Task prompt:
Search the material for the word "Exams" and copy each line that holds it.

Supplied information:
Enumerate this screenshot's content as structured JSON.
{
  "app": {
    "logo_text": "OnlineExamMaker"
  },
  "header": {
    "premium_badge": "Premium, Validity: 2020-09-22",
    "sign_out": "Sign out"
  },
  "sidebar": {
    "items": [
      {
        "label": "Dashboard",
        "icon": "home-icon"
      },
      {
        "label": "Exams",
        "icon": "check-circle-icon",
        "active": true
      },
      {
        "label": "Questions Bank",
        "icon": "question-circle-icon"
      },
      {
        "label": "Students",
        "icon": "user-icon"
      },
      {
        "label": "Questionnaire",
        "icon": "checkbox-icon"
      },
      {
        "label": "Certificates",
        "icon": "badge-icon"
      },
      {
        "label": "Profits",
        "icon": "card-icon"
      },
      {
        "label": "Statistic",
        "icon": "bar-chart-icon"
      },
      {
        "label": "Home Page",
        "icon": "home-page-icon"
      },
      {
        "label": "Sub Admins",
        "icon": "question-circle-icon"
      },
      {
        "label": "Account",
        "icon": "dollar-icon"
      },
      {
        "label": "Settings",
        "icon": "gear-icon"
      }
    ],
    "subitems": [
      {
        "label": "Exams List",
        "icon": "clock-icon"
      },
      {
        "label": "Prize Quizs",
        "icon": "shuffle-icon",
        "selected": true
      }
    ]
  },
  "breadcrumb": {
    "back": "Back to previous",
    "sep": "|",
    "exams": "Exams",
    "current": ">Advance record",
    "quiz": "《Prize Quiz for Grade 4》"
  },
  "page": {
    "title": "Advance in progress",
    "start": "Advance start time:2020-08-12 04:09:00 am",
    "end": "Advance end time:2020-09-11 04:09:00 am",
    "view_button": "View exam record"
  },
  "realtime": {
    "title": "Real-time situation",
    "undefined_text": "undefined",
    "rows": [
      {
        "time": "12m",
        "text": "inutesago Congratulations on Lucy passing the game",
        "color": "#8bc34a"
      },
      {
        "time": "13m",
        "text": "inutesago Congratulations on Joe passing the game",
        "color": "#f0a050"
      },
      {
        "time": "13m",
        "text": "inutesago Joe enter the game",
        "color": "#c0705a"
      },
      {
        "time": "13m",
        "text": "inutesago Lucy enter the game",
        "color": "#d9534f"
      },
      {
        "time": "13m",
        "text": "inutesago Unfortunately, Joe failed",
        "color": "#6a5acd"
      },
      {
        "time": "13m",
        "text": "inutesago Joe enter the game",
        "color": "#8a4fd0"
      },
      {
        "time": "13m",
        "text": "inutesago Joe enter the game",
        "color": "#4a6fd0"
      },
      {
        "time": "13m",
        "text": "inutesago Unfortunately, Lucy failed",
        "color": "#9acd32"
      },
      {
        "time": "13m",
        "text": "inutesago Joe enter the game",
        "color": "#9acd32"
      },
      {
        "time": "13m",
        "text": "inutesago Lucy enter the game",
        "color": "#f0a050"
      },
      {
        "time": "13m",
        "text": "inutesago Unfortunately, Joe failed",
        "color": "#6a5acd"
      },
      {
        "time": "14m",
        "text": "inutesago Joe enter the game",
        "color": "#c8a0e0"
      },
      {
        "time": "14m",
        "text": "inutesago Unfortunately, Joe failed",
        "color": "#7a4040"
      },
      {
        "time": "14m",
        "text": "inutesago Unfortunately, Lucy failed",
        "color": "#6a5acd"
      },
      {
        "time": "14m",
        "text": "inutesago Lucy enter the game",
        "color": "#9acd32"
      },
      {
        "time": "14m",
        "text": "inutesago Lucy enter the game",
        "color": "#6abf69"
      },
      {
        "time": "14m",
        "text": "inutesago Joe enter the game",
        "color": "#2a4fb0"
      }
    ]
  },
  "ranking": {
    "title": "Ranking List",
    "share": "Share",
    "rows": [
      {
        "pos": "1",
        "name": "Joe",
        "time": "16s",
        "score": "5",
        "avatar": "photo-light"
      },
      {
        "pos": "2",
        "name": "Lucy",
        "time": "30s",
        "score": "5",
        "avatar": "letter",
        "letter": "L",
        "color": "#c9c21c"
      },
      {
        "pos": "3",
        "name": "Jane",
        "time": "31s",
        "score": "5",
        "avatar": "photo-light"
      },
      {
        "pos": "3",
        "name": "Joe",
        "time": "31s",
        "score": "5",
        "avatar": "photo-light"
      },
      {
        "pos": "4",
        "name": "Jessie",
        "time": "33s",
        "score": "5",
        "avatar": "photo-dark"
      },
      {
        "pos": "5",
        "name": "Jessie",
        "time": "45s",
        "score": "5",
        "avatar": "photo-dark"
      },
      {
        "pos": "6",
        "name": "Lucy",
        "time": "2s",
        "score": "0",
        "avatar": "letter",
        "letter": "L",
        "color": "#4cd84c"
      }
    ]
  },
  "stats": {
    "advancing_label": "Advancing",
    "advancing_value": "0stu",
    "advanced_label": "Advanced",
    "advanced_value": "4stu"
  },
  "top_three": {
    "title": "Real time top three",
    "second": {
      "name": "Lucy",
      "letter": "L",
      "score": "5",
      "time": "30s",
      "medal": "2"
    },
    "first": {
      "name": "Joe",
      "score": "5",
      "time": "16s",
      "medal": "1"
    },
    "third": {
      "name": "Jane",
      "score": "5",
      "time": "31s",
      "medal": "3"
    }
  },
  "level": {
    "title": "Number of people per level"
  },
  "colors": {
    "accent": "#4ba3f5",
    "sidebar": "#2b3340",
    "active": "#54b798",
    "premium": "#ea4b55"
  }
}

Answer for this exercise:
        "label": "Exams",
        "label": "Exams List",
    "exams": "Exams",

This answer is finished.